"Hubbert pointed out that Spain was inadvertently devastated by New World gold and silver. During the years it plundered the New World's riches, Spain could sell gold and silver to other countries and buy anything: food, manufactured goods, art objects. By the time the flow of gold and silver ceased, Spain had lost the ability to produce anything and permanently lost its place as a world power. Hubbert's fear was that cheap oil and gas would permanently erode the industrial world's manufacturing and agricultural capability. Economists, in their all-seeing wisdom, point out that the U.S. economy today is much less dependent on energy than it was in 1980. Today, 92 percent of our economy provides services; petroleum is not supposed to matter. I shudder, remembering Hubbert's talking across a cafeteria about Spain.

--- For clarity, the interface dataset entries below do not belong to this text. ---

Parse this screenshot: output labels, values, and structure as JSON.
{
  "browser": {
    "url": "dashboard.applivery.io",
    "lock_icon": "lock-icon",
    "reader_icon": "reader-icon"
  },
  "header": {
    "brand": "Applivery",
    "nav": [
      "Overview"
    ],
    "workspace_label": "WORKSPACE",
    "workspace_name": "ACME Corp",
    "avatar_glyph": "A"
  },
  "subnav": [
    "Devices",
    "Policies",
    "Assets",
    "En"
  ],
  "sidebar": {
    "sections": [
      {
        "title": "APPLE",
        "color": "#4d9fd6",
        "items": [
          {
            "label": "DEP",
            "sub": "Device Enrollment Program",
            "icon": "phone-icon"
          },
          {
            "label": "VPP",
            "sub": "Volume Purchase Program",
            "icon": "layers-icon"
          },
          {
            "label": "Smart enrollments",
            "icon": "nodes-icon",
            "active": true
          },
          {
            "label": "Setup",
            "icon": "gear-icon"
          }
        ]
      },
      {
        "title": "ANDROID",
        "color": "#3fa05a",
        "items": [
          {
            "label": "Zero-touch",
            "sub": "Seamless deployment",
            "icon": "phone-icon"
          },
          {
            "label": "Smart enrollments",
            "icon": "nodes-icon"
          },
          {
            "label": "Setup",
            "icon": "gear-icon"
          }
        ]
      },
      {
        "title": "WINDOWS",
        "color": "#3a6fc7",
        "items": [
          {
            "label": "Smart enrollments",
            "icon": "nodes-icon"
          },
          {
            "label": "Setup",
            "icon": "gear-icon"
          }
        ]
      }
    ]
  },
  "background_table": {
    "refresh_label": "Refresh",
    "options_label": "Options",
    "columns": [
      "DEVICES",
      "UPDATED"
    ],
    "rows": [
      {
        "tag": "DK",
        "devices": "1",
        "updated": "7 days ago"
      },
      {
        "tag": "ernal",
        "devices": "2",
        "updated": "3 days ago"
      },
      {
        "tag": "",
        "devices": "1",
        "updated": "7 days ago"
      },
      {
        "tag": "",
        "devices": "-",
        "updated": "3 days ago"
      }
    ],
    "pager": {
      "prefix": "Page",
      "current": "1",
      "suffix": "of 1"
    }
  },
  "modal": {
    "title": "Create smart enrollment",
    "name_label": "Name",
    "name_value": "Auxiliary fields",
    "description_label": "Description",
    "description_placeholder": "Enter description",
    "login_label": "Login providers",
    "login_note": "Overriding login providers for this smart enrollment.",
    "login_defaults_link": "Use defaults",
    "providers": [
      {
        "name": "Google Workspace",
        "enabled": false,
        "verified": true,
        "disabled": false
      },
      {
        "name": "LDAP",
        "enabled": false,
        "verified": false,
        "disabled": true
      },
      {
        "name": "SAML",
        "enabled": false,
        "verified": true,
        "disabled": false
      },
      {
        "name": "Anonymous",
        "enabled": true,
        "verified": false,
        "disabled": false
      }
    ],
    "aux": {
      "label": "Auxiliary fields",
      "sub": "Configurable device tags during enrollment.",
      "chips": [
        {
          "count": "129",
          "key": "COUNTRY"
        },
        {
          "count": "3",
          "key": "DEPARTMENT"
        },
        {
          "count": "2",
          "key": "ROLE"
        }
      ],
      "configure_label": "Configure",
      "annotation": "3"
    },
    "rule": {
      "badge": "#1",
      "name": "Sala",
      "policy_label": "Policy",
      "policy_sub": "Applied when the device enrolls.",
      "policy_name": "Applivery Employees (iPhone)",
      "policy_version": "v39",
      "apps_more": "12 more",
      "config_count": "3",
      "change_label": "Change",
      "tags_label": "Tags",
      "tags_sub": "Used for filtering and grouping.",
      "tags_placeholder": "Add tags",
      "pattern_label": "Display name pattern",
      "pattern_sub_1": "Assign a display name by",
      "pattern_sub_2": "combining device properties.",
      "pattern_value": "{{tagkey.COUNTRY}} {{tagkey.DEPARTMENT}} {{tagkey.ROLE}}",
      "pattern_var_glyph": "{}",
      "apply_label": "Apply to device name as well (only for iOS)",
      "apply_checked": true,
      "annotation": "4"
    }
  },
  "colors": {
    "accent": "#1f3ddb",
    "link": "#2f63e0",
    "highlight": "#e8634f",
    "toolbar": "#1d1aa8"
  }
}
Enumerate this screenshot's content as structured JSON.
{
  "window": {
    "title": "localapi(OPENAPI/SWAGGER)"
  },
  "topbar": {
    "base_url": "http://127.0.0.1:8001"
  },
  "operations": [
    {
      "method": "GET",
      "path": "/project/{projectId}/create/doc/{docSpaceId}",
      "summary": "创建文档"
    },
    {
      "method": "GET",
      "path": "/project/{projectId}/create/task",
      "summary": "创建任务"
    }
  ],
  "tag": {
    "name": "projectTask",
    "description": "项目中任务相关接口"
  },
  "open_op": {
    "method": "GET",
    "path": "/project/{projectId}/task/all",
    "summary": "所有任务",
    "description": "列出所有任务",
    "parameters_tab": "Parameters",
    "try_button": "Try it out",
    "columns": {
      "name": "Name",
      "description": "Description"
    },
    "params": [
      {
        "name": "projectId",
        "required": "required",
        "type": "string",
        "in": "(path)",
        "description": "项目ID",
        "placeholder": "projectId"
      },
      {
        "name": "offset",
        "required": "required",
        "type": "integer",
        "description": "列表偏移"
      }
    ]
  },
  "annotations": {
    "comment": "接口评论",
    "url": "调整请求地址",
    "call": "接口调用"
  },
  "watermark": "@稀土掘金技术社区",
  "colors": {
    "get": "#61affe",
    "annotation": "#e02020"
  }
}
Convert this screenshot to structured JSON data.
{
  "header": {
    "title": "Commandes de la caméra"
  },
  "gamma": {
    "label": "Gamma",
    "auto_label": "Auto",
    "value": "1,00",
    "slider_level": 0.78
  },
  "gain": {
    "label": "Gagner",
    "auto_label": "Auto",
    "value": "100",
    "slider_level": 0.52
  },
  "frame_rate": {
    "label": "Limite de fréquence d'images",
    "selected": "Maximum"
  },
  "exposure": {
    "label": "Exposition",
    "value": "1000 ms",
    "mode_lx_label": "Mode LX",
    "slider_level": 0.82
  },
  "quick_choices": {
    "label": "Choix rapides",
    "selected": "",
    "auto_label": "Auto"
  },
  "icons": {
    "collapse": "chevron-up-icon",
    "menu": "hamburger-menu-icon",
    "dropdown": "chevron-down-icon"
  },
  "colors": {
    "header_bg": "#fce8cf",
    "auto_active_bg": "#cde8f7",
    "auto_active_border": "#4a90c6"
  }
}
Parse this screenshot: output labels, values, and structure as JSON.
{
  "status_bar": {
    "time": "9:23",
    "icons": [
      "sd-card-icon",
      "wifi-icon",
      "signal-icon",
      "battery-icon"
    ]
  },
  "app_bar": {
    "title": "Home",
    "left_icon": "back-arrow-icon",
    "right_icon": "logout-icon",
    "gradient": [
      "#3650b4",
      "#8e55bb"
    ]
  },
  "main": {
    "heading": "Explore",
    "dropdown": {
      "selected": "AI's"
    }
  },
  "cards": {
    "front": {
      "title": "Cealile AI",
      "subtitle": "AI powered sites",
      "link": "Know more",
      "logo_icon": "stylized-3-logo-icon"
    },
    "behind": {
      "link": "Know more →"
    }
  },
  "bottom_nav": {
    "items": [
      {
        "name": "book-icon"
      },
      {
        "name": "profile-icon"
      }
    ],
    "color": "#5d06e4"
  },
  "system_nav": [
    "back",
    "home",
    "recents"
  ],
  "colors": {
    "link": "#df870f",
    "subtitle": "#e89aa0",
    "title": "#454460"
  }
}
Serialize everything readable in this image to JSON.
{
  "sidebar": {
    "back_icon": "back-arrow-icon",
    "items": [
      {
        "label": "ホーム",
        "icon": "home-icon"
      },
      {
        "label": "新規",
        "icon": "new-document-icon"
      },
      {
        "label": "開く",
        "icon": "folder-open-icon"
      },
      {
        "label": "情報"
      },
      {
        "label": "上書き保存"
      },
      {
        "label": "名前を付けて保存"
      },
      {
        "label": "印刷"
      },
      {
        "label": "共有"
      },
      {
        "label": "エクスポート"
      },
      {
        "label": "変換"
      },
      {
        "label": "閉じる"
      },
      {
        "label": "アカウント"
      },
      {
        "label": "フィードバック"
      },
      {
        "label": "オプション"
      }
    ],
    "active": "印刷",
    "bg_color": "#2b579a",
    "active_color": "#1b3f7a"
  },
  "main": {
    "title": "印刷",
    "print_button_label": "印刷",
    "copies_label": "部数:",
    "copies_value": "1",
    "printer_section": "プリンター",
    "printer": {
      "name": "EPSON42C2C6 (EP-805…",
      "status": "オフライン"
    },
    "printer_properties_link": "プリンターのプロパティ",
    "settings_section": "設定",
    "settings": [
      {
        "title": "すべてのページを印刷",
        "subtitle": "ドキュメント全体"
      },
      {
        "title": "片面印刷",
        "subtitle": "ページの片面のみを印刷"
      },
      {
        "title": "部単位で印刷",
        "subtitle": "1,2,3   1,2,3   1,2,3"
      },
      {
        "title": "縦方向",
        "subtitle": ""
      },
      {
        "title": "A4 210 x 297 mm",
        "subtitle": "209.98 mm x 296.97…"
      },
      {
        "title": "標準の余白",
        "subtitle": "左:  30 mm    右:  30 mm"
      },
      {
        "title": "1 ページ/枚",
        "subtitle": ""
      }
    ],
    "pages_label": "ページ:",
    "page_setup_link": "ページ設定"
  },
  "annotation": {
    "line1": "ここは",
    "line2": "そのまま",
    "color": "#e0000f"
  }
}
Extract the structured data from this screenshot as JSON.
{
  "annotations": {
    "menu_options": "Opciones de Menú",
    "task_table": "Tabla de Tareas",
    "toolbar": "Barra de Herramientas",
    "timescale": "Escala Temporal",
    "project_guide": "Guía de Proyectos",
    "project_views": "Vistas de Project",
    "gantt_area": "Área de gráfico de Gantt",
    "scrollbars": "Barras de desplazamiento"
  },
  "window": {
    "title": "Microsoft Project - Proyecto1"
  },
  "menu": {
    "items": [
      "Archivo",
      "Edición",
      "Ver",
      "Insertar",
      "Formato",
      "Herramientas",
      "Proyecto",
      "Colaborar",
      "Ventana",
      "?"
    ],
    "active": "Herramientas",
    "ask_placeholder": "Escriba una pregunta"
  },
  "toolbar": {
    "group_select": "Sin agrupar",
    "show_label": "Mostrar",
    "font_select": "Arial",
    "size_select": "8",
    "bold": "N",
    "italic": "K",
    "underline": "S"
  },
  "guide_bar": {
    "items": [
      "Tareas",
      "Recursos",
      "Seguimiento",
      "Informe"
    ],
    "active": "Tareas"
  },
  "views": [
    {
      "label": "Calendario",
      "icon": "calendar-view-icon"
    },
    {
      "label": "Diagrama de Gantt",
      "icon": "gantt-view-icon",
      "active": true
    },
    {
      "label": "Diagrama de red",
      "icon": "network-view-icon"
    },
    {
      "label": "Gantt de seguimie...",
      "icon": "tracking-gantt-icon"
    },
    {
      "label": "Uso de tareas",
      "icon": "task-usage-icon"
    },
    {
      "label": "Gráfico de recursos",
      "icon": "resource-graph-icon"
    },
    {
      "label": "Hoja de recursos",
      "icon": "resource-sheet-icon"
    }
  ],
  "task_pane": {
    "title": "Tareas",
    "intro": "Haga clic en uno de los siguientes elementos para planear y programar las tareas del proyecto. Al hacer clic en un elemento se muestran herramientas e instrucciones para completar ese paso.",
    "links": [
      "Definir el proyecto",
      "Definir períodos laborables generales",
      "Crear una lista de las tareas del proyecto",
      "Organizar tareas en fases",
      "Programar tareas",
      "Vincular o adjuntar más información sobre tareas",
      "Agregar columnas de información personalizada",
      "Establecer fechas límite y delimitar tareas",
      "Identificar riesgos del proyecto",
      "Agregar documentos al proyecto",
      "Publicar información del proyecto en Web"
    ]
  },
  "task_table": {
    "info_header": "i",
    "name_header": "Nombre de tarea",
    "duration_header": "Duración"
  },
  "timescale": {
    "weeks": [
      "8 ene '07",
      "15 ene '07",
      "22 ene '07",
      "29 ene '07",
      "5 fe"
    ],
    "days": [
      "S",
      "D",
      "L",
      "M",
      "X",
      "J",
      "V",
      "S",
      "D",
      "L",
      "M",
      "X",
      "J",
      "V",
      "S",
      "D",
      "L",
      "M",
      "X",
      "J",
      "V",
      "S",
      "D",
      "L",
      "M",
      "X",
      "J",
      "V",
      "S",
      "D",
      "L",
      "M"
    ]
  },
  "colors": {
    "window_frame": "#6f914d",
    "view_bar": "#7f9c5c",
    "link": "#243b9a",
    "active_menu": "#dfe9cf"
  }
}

As long as the world will trade us oil in exchange for Microsoft software and Walt Disney movies, we're in fat city. Hearing that the U.S. service economy is being outsourced to India should be accompanied by Prewett bugling 'taps.'"
"Beyond Oil" first appeared in 2005, just before the peak in world oil production predicted in 2006. The author, both a geologist and oilman, outlines the problem of oil scarcity in a world economy predicated upon the discovery, marketability, and widespread use of fossil fuels. At no time does this book speculate upon the subject of global warming. Instead, what the author does is lay out the history behind our dependence on oil, the very real problem of scarcity hanging on the horizon, and proposed alternatives to the use of oil and natural gas.
Alternative energy sources are discussed in detail. Hydrogen, nuclear power, coal, and tar sands are cataloged and presented for our inspection - warts and all. What emerges is a picture of a world in crisis, and this crisis is due to our failure to explore more realistic options in the face of a world oil shortage.
This book offers an excellent description of how we use natural resources to keep our economies going. It is well thought-out, well researched, and the author has excellent credentials to back up his arguments. What makes this book even more relevant are many of the troubles that the U.S. economy has been experiencing since this book appeared. After reading this book, I can appreciate more of President Obama's economic policy, even if I haven't always agreed with it.
This book gets a bit "scientific" at times (yes, there are equations), but it's short, and I read it through in a couple of days. I'm not going to say that our collective futures hinge upon reading "Beyond Oil," but it does offer a refreshingly simplistic look at a very, very complex problem.